Copy each line of the entries beneath that contains the word "help".

Items from a dataset
◆ ◆ ◆ ◆ ◆ ◆ ◆

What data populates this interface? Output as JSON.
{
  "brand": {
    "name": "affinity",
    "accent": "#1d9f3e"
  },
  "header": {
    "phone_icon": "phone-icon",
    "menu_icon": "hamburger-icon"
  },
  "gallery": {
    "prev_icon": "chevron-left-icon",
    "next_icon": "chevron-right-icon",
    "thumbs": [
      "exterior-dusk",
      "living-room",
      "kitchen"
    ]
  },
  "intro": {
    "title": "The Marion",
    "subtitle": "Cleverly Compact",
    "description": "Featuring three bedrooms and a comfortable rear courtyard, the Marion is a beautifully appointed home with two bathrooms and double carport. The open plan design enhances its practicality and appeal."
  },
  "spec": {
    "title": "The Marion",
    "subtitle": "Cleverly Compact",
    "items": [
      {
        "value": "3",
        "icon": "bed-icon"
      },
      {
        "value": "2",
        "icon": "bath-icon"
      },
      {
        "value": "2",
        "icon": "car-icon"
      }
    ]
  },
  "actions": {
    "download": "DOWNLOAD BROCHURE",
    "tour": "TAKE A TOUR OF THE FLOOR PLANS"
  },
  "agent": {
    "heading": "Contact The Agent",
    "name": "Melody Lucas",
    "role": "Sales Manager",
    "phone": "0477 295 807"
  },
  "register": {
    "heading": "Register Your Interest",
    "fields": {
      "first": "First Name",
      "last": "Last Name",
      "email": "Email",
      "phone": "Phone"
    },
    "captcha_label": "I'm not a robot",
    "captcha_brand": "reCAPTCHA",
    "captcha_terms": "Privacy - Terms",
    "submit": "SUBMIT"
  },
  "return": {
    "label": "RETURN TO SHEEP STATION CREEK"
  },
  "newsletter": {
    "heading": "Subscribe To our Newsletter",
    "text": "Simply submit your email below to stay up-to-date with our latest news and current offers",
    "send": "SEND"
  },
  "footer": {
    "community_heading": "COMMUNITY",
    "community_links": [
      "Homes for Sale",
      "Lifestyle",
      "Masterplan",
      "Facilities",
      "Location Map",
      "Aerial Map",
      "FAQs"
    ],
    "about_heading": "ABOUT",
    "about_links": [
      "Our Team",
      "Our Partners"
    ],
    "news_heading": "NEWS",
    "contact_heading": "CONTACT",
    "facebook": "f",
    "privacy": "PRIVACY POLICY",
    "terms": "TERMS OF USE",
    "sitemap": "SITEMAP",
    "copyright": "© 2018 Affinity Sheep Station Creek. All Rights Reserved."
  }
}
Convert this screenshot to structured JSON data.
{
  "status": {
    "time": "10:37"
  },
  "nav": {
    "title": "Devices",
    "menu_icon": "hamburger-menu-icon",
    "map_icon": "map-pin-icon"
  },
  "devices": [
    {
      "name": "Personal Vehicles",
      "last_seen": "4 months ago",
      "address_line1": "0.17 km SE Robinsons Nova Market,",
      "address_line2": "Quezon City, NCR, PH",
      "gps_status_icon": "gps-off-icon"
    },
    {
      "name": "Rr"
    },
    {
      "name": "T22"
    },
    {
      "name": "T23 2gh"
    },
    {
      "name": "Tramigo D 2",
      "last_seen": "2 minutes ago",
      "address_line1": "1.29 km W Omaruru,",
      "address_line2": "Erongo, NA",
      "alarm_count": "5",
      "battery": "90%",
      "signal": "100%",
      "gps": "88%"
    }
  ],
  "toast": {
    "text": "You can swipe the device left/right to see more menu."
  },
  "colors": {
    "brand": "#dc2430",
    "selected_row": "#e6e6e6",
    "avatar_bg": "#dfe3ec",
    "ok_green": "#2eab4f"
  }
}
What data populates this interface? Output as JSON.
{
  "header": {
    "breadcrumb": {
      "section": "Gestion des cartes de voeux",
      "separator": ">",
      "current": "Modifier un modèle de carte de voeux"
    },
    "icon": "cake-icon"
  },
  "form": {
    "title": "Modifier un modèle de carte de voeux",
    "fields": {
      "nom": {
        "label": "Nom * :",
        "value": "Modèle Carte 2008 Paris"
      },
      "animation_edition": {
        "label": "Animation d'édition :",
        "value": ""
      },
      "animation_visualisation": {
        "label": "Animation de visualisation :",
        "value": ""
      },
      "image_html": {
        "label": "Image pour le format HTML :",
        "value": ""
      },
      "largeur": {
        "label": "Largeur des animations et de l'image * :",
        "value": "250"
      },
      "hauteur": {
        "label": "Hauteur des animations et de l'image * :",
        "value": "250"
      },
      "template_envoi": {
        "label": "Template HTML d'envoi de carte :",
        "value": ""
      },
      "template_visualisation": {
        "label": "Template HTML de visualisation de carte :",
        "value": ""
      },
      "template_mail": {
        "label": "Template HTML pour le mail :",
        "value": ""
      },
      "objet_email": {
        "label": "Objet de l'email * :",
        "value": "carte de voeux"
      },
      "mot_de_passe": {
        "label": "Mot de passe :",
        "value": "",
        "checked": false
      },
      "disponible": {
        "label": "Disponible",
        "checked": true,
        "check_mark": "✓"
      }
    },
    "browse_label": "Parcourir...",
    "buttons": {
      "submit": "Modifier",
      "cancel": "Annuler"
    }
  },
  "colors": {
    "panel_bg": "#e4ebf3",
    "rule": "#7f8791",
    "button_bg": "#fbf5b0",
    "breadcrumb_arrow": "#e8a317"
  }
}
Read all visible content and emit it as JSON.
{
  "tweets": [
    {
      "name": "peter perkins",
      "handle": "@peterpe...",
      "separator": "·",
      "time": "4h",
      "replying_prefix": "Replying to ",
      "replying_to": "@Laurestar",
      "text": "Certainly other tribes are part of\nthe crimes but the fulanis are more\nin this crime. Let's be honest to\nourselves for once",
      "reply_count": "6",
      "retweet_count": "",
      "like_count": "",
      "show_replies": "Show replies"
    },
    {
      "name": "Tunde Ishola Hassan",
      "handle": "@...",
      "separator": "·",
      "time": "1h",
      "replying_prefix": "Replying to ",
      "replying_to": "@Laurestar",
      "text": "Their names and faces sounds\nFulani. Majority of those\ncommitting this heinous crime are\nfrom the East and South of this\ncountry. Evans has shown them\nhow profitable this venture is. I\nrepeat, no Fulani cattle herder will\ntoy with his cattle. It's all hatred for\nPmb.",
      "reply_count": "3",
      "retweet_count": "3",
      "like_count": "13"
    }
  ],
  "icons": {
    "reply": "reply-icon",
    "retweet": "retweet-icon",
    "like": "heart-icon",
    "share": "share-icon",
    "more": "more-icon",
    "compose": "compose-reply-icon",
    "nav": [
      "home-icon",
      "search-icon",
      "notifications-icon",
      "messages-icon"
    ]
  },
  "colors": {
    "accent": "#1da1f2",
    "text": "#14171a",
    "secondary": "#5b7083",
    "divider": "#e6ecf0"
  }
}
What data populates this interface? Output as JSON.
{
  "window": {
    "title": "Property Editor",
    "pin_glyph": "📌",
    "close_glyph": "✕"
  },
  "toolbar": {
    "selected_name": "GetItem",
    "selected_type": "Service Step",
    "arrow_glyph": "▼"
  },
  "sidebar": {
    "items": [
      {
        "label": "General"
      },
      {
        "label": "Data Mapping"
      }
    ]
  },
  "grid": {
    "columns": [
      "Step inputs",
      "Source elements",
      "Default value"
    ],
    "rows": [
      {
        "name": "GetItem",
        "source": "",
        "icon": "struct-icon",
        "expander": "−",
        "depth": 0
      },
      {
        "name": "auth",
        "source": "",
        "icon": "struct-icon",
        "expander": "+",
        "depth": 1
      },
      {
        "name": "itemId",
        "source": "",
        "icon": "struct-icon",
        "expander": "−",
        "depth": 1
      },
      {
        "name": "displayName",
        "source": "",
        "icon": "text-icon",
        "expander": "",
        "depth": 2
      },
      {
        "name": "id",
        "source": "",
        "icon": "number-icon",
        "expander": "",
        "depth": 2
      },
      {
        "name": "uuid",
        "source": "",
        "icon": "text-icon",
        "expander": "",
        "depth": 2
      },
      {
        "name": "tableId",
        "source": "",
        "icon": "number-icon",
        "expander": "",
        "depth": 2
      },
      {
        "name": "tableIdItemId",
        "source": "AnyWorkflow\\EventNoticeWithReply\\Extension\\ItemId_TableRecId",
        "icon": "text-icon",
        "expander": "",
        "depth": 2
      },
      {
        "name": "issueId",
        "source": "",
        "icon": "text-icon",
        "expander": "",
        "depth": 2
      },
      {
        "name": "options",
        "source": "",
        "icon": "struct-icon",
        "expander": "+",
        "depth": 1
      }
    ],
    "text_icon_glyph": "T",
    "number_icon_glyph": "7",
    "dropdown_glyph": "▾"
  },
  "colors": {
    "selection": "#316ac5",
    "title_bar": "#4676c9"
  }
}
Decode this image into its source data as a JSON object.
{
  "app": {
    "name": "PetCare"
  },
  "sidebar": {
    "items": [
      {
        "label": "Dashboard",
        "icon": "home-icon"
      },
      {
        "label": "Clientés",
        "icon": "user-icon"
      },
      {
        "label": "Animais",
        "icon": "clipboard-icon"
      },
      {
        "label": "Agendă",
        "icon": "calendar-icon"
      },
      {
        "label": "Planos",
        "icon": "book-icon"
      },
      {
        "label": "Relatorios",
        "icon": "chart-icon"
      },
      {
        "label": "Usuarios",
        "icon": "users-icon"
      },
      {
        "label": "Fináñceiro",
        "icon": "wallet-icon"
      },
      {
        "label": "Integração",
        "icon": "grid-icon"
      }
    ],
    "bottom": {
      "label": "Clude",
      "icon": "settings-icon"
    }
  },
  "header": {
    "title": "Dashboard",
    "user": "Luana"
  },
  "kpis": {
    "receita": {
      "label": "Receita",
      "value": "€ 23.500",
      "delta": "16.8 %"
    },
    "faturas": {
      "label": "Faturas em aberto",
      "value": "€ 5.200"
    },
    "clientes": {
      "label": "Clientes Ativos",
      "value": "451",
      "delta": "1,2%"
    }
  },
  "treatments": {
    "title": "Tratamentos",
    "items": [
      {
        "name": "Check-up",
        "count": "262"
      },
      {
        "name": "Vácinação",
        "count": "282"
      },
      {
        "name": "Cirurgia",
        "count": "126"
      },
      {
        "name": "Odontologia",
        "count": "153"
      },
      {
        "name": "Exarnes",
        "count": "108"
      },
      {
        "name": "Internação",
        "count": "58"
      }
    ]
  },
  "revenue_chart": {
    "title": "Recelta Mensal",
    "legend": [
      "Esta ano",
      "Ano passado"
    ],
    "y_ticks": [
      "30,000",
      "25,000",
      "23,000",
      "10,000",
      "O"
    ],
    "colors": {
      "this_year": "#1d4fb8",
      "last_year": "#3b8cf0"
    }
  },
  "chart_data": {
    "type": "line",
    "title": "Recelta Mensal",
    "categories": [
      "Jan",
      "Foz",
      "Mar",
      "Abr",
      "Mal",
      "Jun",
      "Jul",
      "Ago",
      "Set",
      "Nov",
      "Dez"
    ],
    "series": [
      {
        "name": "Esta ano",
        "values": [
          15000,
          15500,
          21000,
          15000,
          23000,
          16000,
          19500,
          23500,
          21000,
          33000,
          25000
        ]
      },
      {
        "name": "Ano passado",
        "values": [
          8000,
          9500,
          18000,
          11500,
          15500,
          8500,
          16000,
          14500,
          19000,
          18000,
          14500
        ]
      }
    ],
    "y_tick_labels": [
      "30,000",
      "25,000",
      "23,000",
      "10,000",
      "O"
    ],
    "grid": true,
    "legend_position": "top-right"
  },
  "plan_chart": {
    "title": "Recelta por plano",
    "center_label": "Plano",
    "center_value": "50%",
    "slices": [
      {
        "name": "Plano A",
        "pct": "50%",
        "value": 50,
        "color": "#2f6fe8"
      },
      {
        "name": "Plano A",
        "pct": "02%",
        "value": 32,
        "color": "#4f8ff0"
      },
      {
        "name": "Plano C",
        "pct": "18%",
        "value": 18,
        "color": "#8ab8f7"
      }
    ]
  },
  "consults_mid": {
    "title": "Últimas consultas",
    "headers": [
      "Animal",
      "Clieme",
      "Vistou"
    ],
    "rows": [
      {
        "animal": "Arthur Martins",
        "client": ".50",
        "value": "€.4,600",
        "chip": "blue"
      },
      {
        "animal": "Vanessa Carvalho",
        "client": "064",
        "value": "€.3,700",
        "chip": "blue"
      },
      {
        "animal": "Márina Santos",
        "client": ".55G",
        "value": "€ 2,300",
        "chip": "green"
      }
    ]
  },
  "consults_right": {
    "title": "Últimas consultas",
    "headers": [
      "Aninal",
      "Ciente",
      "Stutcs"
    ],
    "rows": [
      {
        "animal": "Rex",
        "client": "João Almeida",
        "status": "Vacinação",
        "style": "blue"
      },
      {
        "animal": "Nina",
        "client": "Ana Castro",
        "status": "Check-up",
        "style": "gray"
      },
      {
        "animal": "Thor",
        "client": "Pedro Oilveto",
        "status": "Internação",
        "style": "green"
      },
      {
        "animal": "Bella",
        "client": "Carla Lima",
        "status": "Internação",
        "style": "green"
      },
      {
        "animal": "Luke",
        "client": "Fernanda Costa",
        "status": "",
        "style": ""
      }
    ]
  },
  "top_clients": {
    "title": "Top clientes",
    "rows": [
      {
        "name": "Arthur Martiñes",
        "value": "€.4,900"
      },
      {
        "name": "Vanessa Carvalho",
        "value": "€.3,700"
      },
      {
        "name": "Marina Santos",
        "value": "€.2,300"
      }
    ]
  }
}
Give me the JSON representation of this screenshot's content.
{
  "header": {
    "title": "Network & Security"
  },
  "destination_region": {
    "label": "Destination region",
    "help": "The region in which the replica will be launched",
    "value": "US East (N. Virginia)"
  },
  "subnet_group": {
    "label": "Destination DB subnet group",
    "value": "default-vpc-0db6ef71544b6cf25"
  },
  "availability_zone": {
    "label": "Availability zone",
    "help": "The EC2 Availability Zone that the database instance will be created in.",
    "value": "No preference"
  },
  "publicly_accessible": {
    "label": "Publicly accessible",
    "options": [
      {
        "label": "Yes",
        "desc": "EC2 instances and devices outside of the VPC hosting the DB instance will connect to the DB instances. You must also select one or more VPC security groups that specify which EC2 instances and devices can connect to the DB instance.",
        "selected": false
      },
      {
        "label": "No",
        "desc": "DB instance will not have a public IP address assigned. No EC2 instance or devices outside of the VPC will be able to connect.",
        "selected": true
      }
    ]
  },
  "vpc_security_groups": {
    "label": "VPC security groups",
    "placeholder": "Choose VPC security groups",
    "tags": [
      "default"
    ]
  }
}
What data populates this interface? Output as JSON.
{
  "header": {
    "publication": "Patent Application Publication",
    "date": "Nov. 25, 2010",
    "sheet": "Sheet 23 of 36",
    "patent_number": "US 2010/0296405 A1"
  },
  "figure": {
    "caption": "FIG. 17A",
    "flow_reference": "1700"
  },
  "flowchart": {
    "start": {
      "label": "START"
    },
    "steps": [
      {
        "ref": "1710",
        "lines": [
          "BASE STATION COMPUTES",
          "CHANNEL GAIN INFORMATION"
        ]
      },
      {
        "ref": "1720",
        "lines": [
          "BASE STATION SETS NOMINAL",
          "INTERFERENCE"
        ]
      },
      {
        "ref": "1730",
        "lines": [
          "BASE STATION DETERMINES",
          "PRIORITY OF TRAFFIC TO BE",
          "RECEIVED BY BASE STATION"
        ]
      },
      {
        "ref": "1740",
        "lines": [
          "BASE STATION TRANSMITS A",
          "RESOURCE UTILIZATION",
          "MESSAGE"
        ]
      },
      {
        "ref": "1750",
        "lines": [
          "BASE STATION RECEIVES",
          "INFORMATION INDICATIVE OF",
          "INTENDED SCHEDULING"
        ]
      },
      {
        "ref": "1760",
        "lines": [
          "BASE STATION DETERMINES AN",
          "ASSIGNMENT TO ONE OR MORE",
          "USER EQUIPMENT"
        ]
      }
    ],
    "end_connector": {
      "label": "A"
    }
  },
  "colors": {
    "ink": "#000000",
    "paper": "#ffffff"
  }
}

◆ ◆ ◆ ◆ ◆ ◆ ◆

**Final answer**
    "help": "The region in which the replica will be launched",
    "help": "The EC2 Availability Zone that the database instance will be created in.",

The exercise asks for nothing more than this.